<<<<

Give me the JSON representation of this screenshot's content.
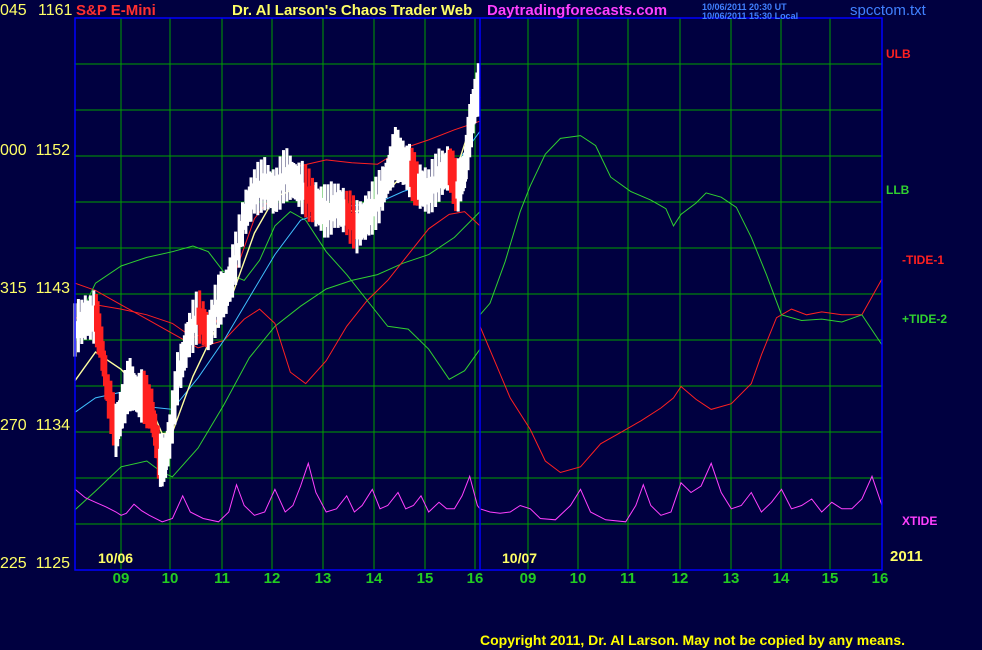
{
  "header": {
    "instrument": "S&P E-Mini",
    "site_title": "Dr. Al Larson's Chaos Trader Web",
    "site_url": "Daytradingforecasts.com",
    "ts_ut": "10/06/2011 20:30 UT",
    "ts_local": "10/06/2011 15:30 Local",
    "file_name": "spcctom.txt",
    "left_cut": "045"
  },
  "copyright": "Copyright 2011, Dr. Al Larson. May not be copied by any means.",
  "colors": {
    "background": "#000040",
    "grid": "#00a000",
    "frame": "#0000ff",
    "ulb": "#ff2020",
    "llb": "#30d030",
    "xtide": "#ff40ff",
    "price_up": "#ffffff",
    "price_down": "#ff2020",
    "avg_fast": "#ffffa0",
    "avg_slow": "#40c0ff",
    "copyright": "#ffff00"
  },
  "chart_data": {
    "type": "line",
    "title": "S&P E-Mini",
    "ylim": [
      1125,
      1163.5
    ],
    "xlim": [
      8.1,
      16.0
    ],
    "y_ticks": [
      {
        "left": "045",
        "value": 1161
      },
      {
        "left": "000",
        "value": 1152
      },
      {
        "left": "315",
        "value": 1143
      },
      {
        "left": "270",
        "value": 1134
      },
      {
        "left": "225",
        "value": 1125
      }
    ],
    "dates": [
      {
        "label": "10/06"
      },
      {
        "label": "10/07"
      }
    ],
    "year_label": "2011",
    "x_hours": [
      "09",
      "10",
      "11",
      "12",
      "13",
      "14",
      "15",
      "16"
    ],
    "legend": [
      {
        "label": "ULB",
        "color": "#ff2020"
      },
      {
        "label": "LLB",
        "color": "#30d030"
      },
      {
        "label": "-TIDE-1",
        "color": "#ff2020"
      },
      {
        "label": "+TIDE-2",
        "color": "#30d030"
      },
      {
        "label": "XTIDE",
        "color": "#ff40ff"
      }
    ],
    "price_close": [
      [
        8.1,
        1141.6
      ],
      [
        8.3,
        1142.5
      ],
      [
        8.5,
        1142.5
      ],
      [
        8.6,
        1141
      ],
      [
        8.75,
        1137
      ],
      [
        8.9,
        1134.6
      ],
      [
        9.0,
        1136
      ],
      [
        9.15,
        1137.9
      ],
      [
        9.3,
        1137.2
      ],
      [
        9.45,
        1136.9
      ],
      [
        9.6,
        1136
      ],
      [
        9.75,
        1132.5
      ],
      [
        9.85,
        1132.6
      ],
      [
        9.95,
        1134.2
      ],
      [
        10.1,
        1138.2
      ],
      [
        10.3,
        1141
      ],
      [
        10.5,
        1142.7
      ],
      [
        10.7,
        1141.5
      ],
      [
        10.9,
        1143.6
      ],
      [
        11.05,
        1144.3
      ],
      [
        11.2,
        1146
      ],
      [
        11.4,
        1149.6
      ],
      [
        11.6,
        1151.3
      ],
      [
        11.8,
        1151.8
      ],
      [
        12.0,
        1151.2
      ],
      [
        12.2,
        1152.5
      ],
      [
        12.4,
        1152
      ],
      [
        12.6,
        1151.3
      ],
      [
        12.8,
        1150.4
      ],
      [
        13.0,
        1149.8
      ],
      [
        13.2,
        1150.4
      ],
      [
        13.4,
        1149.8
      ],
      [
        13.6,
        1148.8
      ],
      [
        13.8,
        1149.6
      ],
      [
        14.0,
        1150.6
      ],
      [
        14.2,
        1152.4
      ],
      [
        14.35,
        1153.9
      ],
      [
        14.5,
        1153.3
      ],
      [
        14.65,
        1152.6
      ],
      [
        14.8,
        1151.7
      ],
      [
        15.0,
        1151.3
      ],
      [
        15.2,
        1152.4
      ],
      [
        15.4,
        1153
      ],
      [
        15.55,
        1151.5
      ],
      [
        15.7,
        1152.8
      ],
      [
        15.8,
        1155.5
      ],
      [
        15.9,
        1157.6
      ],
      [
        15.98,
        1158.5
      ]
    ],
    "ulb": [
      [
        8.1,
        1142.5
      ],
      [
        8.5,
        1143.5
      ],
      [
        9.0,
        1143.2
      ],
      [
        9.5,
        1142.8
      ],
      [
        10.0,
        1142.2
      ],
      [
        10.4,
        1141.2
      ],
      [
        10.8,
        1141.8
      ],
      [
        11.0,
        1143.5
      ],
      [
        11.3,
        1146.5
      ],
      [
        11.6,
        1149.5
      ],
      [
        12.0,
        1151.3
      ],
      [
        12.5,
        1153.2
      ],
      [
        13.0,
        1153.6
      ],
      [
        13.5,
        1153.4
      ],
      [
        14.0,
        1153.3
      ],
      [
        14.5,
        1154.4
      ],
      [
        15.0,
        1155
      ],
      [
        15.5,
        1155.7
      ],
      [
        16.0,
        1156.3
      ]
    ],
    "llb": [
      [
        8.1,
        1129.2
      ],
      [
        8.5,
        1130.5
      ],
      [
        9.0,
        1132.2
      ],
      [
        9.5,
        1132.6
      ],
      [
        9.8,
        1131.8
      ],
      [
        10.0,
        1131.5
      ],
      [
        10.5,
        1133.5
      ],
      [
        11.0,
        1136.5
      ],
      [
        11.5,
        1139.8
      ],
      [
        12.0,
        1142
      ],
      [
        12.5,
        1143.4
      ],
      [
        13.0,
        1144.6
      ],
      [
        13.5,
        1145.2
      ],
      [
        14.0,
        1145.6
      ],
      [
        14.5,
        1146.4
      ],
      [
        15.0,
        1147
      ],
      [
        15.5,
        1148.2
      ],
      [
        16.0,
        1150
      ]
    ],
    "avg_fast": [
      [
        8.1,
        1138.2
      ],
      [
        8.5,
        1140.2
      ],
      [
        9.0,
        1139
      ],
      [
        9.5,
        1137
      ],
      [
        9.8,
        1134.5
      ],
      [
        10.0,
        1134.6
      ],
      [
        10.4,
        1138.5
      ],
      [
        10.8,
        1141.5
      ],
      [
        11.2,
        1144.5
      ],
      [
        11.6,
        1148.5
      ],
      [
        12.0,
        1151
      ],
      [
        12.4,
        1151.6
      ],
      [
        12.8,
        1150.8
      ],
      [
        13.2,
        1150.2
      ],
      [
        13.6,
        1150
      ],
      [
        14.0,
        1150.6
      ],
      [
        14.4,
        1152.2
      ],
      [
        14.8,
        1152.2
      ],
      [
        15.2,
        1152.4
      ],
      [
        15.6,
        1153.6
      ],
      [
        16.0,
        1158
      ]
    ],
    "avg_slow": [
      [
        8.1,
        1136
      ],
      [
        8.5,
        1137
      ],
      [
        9.0,
        1137.4
      ],
      [
        9.5,
        1136.4
      ],
      [
        10.0,
        1136.2
      ],
      [
        10.5,
        1138.4
      ],
      [
        11.0,
        1141
      ],
      [
        11.5,
        1144
      ],
      [
        12.0,
        1147
      ],
      [
        12.5,
        1149.4
      ],
      [
        13.0,
        1150
      ],
      [
        13.5,
        1150.4
      ],
      [
        14.0,
        1150.6
      ],
      [
        14.5,
        1151.4
      ],
      [
        15.0,
        1152
      ],
      [
        15.5,
        1153.2
      ],
      [
        16.0,
        1155.6
      ]
    ],
    "tide1": [
      [
        8.1,
        1145
      ],
      [
        8.5,
        1144.5
      ],
      [
        9.0,
        1143.5
      ],
      [
        9.5,
        1142.5
      ],
      [
        10.0,
        1141.5
      ],
      [
        10.5,
        1140.5
      ],
      [
        11.0,
        1141
      ],
      [
        11.4,
        1142.5
      ],
      [
        11.7,
        1143.2
      ],
      [
        12.0,
        1142.2
      ],
      [
        12.3,
        1138.8
      ],
      [
        12.6,
        1138
      ],
      [
        13.0,
        1139.6
      ],
      [
        13.4,
        1142
      ],
      [
        13.8,
        1143.8
      ],
      [
        14.2,
        1145.2
      ],
      [
        14.6,
        1147
      ],
      [
        15.0,
        1148.8
      ],
      [
        15.4,
        1149.8
      ],
      [
        15.7,
        1150
      ],
      [
        16.0,
        1149
      ]
    ],
    "tide2": [
      [
        8.1,
        1142
      ],
      [
        8.5,
        1145
      ],
      [
        9.0,
        1146.2
      ],
      [
        9.5,
        1146.8
      ],
      [
        10.0,
        1147.2
      ],
      [
        10.4,
        1147.6
      ],
      [
        10.7,
        1147.2
      ],
      [
        11.0,
        1145.8
      ],
      [
        11.4,
        1145.2
      ],
      [
        11.7,
        1146.6
      ],
      [
        12.0,
        1149
      ],
      [
        12.3,
        1150
      ],
      [
        12.6,
        1149.4
      ],
      [
        13.0,
        1147.2
      ],
      [
        13.4,
        1145.6
      ],
      [
        13.8,
        1143.8
      ],
      [
        14.2,
        1142
      ],
      [
        14.6,
        1141.8
      ],
      [
        15.0,
        1140.4
      ],
      [
        15.4,
        1138.3
      ],
      [
        15.7,
        1138.9
      ],
      [
        16.0,
        1140.4
      ]
    ],
    "xtide_min": 0,
    "xtide_max": 1,
    "xtide": [
      [
        8.1,
        0.55
      ],
      [
        8.3,
        0.42
      ],
      [
        8.5,
        0.35
      ],
      [
        8.7,
        0.28
      ],
      [
        8.9,
        0.2
      ],
      [
        9.0,
        0.15
      ],
      [
        9.1,
        0.18
      ],
      [
        9.25,
        0.32
      ],
      [
        9.4,
        0.22
      ],
      [
        9.55,
        0.15
      ],
      [
        9.8,
        0.05
      ],
      [
        10.0,
        0.1
      ],
      [
        10.2,
        0.45
      ],
      [
        10.35,
        0.2
      ],
      [
        10.6,
        0.1
      ],
      [
        10.9,
        0.05
      ],
      [
        11.1,
        0.2
      ],
      [
        11.25,
        0.62
      ],
      [
        11.4,
        0.3
      ],
      [
        11.6,
        0.15
      ],
      [
        11.8,
        0.2
      ],
      [
        12.0,
        0.55
      ],
      [
        12.2,
        0.2
      ],
      [
        12.35,
        0.3
      ],
      [
        12.5,
        0.6
      ],
      [
        12.65,
        0.95
      ],
      [
        12.8,
        0.5
      ],
      [
        13.0,
        0.2
      ],
      [
        13.2,
        0.25
      ],
      [
        13.4,
        0.45
      ],
      [
        13.55,
        0.2
      ],
      [
        13.7,
        0.3
      ],
      [
        13.9,
        0.55
      ],
      [
        14.05,
        0.25
      ],
      [
        14.2,
        0.3
      ],
      [
        14.4,
        0.5
      ],
      [
        14.55,
        0.25
      ],
      [
        14.7,
        0.3
      ],
      [
        14.85,
        0.45
      ],
      [
        15.0,
        0.2
      ],
      [
        15.2,
        0.35
      ],
      [
        15.35,
        0.25
      ],
      [
        15.5,
        0.25
      ],
      [
        15.65,
        0.45
      ],
      [
        15.8,
        0.75
      ],
      [
        15.95,
        0.3
      ],
      [
        16.0,
        0.25
      ],
      [
        16.2,
        0.2
      ],
      [
        16.4,
        0.18
      ],
      [
        16.6,
        0.2
      ],
      [
        16.8,
        0.3
      ],
      [
        17.0,
        0.25
      ],
      [
        17.2,
        0.1
      ],
      [
        17.5,
        0.08
      ],
      [
        17.8,
        0.3
      ],
      [
        18.0,
        0.55
      ],
      [
        18.2,
        0.2
      ],
      [
        18.5,
        0.08
      ],
      [
        18.9,
        0.05
      ],
      [
        19.1,
        0.3
      ],
      [
        19.25,
        0.62
      ],
      [
        19.4,
        0.3
      ],
      [
        19.6,
        0.15
      ],
      [
        19.8,
        0.2
      ],
      [
        20.0,
        0.65
      ],
      [
        20.2,
        0.5
      ],
      [
        20.4,
        0.6
      ],
      [
        20.6,
        0.95
      ],
      [
        20.8,
        0.5
      ],
      [
        21.0,
        0.25
      ],
      [
        21.2,
        0.3
      ],
      [
        21.4,
        0.5
      ],
      [
        21.6,
        0.2
      ],
      [
        21.8,
        0.35
      ],
      [
        22.0,
        0.55
      ],
      [
        22.2,
        0.25
      ],
      [
        22.4,
        0.3
      ],
      [
        22.6,
        0.4
      ],
      [
        22.8,
        0.2
      ],
      [
        23.0,
        0.35
      ],
      [
        23.2,
        0.25
      ],
      [
        23.4,
        0.25
      ],
      [
        23.6,
        0.4
      ],
      [
        23.8,
        0.75
      ],
      [
        24.0,
        0.3
      ]
    ],
    "tide1_next": [
      [
        16.0,
        1142
      ],
      [
        16.3,
        1139.5
      ],
      [
        16.6,
        1137
      ],
      [
        17.0,
        1134.8
      ],
      [
        17.3,
        1132.6
      ],
      [
        17.6,
        1131.8
      ],
      [
        18.0,
        1132.2
      ],
      [
        18.4,
        1133.8
      ],
      [
        18.8,
        1134.6
      ],
      [
        19.2,
        1135.4
      ],
      [
        19.6,
        1136.3
      ],
      [
        19.85,
        1137
      ],
      [
        20.0,
        1137.8
      ],
      [
        20.3,
        1136.9
      ],
      [
        20.6,
        1136.2
      ],
      [
        21.0,
        1136.6
      ],
      [
        21.4,
        1138
      ],
      [
        21.6,
        1140
      ],
      [
        21.9,
        1142.6
      ],
      [
        22.2,
        1143.2
      ],
      [
        22.5,
        1142.8
      ],
      [
        22.8,
        1143
      ],
      [
        23.2,
        1142.8
      ],
      [
        23.6,
        1142.8
      ],
      [
        24.0,
        1145.3
      ]
    ],
    "tide2_next": [
      [
        16.0,
        1142.8
      ],
      [
        16.2,
        1143.6
      ],
      [
        16.5,
        1146.5
      ],
      [
        16.8,
        1150
      ],
      [
        17.0,
        1151.8
      ],
      [
        17.3,
        1154
      ],
      [
        17.6,
        1155.1
      ],
      [
        18.0,
        1155.3
      ],
      [
        18.3,
        1154.6
      ],
      [
        18.6,
        1152.4
      ],
      [
        19.0,
        1151.4
      ],
      [
        19.4,
        1150.8
      ],
      [
        19.7,
        1150.2
      ],
      [
        19.85,
        1149
      ],
      [
        20.0,
        1149.8
      ],
      [
        20.3,
        1150.6
      ],
      [
        20.5,
        1151.3
      ],
      [
        20.8,
        1151
      ],
      [
        21.1,
        1150.3
      ],
      [
        21.4,
        1148.2
      ],
      [
        21.7,
        1145.6
      ],
      [
        22.0,
        1142.8
      ],
      [
        22.4,
        1142.4
      ],
      [
        22.8,
        1142.5
      ],
      [
        23.2,
        1142.3
      ],
      [
        23.6,
        1142.8
      ],
      [
        24.0,
        1140.7
      ]
    ]
  }
}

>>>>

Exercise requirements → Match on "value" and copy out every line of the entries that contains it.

Solution for this problem →
        "value": 1161
        "value": 1152
        "value": 1143
        "value": 1134
        "value": 1125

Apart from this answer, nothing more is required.